So where are all the feminists demanding that a woman's body is her own? Where are the civil libertarians protesting the infringement of this woman's freedom of expression? Where are the liberals upset that private proclivities are being judged as public menaces?
They are nowhere. They have allowed this wanton attack upon individual freedom because it suits their peculiar morality. Worse, this woman did nothing criminal nor even morally wrong. No one was hurt or harmed. She did what she did in her own time – titillated straight men in a magazine format.
“To pose for a porn magazine simply lets the side down.”But what of the New Zealand Teachers' Disciplinary Tribunal? How did it come to this decision, to prohibit Ms Whitwell from teaching, for the rest of her life? Well, let's take a peek at decision 011/07, the Whitwell case:
The connection with the teaching profession was made even more explicit with the Respondent obviously draped over a school desk, leaving no doubt that there was a premeditated connection between the Respondent as a pornographic model, and her role as part of the teaching profession. Clearly the Respondent’s participation in a pornographic photographic feature has become a focal point of repeated publicity. It has become high profile, heightening the potential damage to the teaching profession. It was also noted that the majority of the teaching profession are women, who may find the Respondent’s activity and close connection to the teaching profession particularly distasteful.
Finally, in the context of the impact on the wider profession the majority of the Tribunal reflected again on the Respondent’s warning not to impose Victorian standards on today’s modern society which had different values. The majority of the Tribunal considered this issue very carefully and debated it at length. Without a doubt, it was agreed that teachers are expected to set and inculcate the values and standards of the communities they serve. It is true that these values and standards change and evolve over time. The majority of the Tribunal was also guided by the evidence presented by the school, and the reactions of the community served by the school. It was also noted that Rule 9(1)(o), was a broad test that covered actions that brought or were likely to bring discredit to the profession. This signalled a clear intention by Parliament to capture a wide range of activity with the aim of preserving and protecting the integrity of the profession. Accordingly, the majority of the Tribunal concluded after extensive deliberations, that the Respondent on this occasion had over stepped the mark and engaged in serious misconduct that was likely to bring the profession into disrepute.
On the above bases our conclusion is that the Complainant has made out its allegation that the Respondent has behaved in a way which constitutes serious misconduct.
Neil Kevin Mallon who is one of the New Zealand Teachers Council’s Case Co-ordinators, Aaron James Montgomery who is employed by the Council as a Systems Administrator and the Chair of the Board of the school which employed the Respondent for a time (and to whom we will refer as “Ms F”).
Very broadly speaking, there are three aspects of this.

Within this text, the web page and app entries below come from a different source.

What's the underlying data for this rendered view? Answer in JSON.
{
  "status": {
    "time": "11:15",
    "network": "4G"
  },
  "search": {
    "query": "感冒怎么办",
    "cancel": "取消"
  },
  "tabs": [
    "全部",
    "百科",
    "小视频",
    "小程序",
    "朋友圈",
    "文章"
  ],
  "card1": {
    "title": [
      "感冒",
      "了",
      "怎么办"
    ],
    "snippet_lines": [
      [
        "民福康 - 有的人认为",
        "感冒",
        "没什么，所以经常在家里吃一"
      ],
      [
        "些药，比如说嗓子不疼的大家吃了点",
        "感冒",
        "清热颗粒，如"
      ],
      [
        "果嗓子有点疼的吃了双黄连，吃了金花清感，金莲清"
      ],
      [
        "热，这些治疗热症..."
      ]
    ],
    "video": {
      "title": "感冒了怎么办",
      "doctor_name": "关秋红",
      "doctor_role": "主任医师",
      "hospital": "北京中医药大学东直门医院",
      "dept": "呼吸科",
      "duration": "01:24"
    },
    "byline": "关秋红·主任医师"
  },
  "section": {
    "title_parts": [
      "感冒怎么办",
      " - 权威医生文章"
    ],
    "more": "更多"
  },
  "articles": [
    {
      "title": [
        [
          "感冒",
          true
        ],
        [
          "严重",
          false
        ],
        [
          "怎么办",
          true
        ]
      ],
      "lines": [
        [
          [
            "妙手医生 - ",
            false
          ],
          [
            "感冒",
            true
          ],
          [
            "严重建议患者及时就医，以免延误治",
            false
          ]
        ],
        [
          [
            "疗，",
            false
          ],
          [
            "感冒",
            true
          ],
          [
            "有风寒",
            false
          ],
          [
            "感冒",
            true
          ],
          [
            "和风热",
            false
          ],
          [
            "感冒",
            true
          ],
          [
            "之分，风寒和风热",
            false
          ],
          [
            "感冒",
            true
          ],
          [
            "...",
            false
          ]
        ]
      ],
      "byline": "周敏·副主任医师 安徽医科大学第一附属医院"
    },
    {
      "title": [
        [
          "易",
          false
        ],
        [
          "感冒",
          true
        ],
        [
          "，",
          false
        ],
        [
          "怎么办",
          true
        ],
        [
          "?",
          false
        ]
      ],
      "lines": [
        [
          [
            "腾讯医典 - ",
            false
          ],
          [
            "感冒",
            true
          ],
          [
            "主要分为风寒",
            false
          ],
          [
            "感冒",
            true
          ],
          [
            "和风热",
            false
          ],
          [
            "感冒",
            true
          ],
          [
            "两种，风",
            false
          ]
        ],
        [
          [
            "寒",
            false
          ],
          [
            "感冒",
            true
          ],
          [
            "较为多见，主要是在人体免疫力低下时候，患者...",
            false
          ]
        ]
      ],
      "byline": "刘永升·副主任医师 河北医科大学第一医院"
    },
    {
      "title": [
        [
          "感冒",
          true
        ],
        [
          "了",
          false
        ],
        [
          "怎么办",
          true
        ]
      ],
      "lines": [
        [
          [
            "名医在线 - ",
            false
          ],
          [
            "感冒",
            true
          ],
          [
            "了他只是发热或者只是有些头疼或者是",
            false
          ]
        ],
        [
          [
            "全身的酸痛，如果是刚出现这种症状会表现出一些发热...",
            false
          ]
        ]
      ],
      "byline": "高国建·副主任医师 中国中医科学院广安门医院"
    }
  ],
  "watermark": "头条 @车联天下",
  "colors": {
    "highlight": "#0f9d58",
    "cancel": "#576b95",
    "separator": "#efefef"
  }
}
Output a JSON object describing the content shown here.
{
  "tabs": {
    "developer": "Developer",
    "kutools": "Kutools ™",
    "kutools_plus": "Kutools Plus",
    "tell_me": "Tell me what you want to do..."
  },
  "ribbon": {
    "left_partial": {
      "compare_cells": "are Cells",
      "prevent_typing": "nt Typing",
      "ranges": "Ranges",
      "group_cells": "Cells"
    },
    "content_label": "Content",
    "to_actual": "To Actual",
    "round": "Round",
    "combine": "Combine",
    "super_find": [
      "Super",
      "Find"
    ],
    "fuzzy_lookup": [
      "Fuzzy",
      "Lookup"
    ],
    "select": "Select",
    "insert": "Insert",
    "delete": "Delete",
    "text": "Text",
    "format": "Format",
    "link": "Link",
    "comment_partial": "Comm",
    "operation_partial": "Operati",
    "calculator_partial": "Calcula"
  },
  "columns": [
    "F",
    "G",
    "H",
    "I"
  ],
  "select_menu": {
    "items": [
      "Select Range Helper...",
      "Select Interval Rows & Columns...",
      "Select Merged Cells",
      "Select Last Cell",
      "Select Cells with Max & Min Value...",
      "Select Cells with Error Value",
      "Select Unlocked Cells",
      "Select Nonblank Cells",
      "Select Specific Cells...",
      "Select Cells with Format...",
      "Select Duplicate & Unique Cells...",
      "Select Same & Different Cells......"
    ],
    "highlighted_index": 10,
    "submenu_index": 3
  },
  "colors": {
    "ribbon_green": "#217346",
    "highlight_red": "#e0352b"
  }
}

There was an editorial piece in which the magazine focused on the fact that the Respondent was a New Zealand teacher and that her featuring in the magazine was the subject of an investigation by the New Zealand Teachers Council. It sought to portray this as a contest between outmoded values on the one hand and personal freedom on the other. There was a narrative feature concerning the Respondent which emphasised much the same points. Neither of these pieces could be described as high water marks of journalism. Finally, there was a series of photographs of the Respondent. One area of controversy between the parties during the course of the hearing was the extent to which the Respondent was in any sense responsible for the emphasis placed in all of this on her being a teacher. In relation to this, the Complainant pointed both to the references in the editorial and the narrative to the fact that the Respondent was a teacher and to aspects of the photographs. The Respondent’s position, as it emerged, both on the papers and at the hearing, was that
XXXXXXXXXwas responsible for making the link and that she herself had no control over their editorial or narrative pieces and should not be held accountable for them. Frankly, the Tribunal regards that contention as an attempt to stretch its credibility beyond endurance. By the time of the XXXXXXXXXshoot, the Respondent was well aware that the fact that she was a teacher was an integral part of the magazine’s interest in her, and, by agreeing to pose for the magazine, must be taken to have consented to and been complicit in the presentation of her as a teacher. No doubt the magazine’s staff determined the way in which she was described, but it is in the Tribunal’s view nothing short of disingenuous for the Respondent to say that she cannot be held responsible for this description. Quite apart from anything else, the photographs include one of the Respondent draped over an old fashioned school desk. In the Tribunal’s view, the Respondent must assume responsibility for her being presented as a teacher and the emphasis placed on the New Zealand Teachers Council’s investigation. As to the photographs themselves, they depict the Respondent in various states of undress including totally naked.